RECORDS FOR THE TASK.
★ ★ ★ ★ ★
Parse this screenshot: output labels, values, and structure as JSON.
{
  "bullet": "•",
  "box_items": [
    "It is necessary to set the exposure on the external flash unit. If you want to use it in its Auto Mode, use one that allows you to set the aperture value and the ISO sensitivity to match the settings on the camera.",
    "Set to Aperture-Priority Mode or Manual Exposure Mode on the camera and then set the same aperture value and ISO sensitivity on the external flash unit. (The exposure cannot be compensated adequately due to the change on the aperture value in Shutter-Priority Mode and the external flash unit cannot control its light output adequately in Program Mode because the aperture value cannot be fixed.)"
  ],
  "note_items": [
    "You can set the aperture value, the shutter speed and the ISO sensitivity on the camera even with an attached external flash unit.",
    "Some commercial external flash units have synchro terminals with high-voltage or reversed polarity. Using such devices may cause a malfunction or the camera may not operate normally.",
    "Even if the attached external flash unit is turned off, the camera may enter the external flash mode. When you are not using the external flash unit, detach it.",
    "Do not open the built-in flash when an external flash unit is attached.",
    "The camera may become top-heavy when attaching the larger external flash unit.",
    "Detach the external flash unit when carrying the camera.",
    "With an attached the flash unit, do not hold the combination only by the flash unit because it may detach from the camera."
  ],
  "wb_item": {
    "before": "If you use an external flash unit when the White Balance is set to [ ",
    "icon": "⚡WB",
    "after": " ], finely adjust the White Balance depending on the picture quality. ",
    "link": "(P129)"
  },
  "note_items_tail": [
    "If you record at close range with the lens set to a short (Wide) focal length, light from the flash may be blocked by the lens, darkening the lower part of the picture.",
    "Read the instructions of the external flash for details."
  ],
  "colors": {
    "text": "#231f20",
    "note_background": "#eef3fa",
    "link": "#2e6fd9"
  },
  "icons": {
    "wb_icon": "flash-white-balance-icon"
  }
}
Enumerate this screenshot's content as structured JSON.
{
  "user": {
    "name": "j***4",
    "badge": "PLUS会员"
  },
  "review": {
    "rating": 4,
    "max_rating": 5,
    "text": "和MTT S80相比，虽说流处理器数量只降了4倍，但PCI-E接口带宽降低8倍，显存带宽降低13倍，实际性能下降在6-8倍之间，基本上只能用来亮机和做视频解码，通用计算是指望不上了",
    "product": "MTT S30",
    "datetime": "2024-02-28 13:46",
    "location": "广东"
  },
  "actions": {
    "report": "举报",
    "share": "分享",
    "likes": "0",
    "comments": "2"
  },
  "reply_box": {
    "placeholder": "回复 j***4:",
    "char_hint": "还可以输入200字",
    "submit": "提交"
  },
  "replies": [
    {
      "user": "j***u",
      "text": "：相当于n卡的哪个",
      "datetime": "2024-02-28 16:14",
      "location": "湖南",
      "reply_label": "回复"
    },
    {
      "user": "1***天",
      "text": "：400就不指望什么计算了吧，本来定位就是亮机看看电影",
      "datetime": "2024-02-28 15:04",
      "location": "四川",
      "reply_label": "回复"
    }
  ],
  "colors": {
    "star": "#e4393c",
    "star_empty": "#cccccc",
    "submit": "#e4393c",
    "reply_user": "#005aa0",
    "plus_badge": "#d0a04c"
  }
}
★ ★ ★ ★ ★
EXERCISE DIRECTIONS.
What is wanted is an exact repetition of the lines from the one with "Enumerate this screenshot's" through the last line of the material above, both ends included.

SOLUTION TO THIS EXERCISE.
Enumerate this screenshot's content as structured JSON.
{
  "user": {
    "name": "j***4",
    "badge": "PLUS会员"
  },
  "review": {
    "rating": 4,
    "max_rating": 5,
    "text": "和MTT S80相比，虽说流处理器数量只降了4倍，但PCI-E接口带宽降低8倍，显存带宽降低13倍，实际性能下降在6-8倍之间，基本上只能用来亮机和做视频解码，通用计算是指望不上了",
    "product": "MTT S30",
    "datetime": "2024-02-28 13:46",
    "location": "广东"
  },
  "actions": {
    "report": "举报",
    "share": "分享",
    "likes": "0",
    "comments": "2"
  },
  "reply_box": {
    "placeholder": "回复 j***4:",
    "char_hint": "还可以输入200字",
    "submit": "提交"
  },
  "replies": [
    {
      "user": "j***u",
      "text": "：相当于n卡的哪个",
      "datetime": "2024-02-28 16:14",
      "location": "湖南",
      "reply_label": "回复"
    },
    {
      "user": "1***天",
      "text": "：400就不指望什么计算了吧，本来定位就是亮机看看电影",
      "datetime": "2024-02-28 15:04",
      "location": "四川",
      "reply_label": "回复"
    }
  ],
  "colors": {
    "star": "#e4393c",
    "star_empty": "#cccccc",
    "submit": "#e4393c",
    "reply_user": "#005aa0",
    "plus_badge": "#d0a04c"
  }
}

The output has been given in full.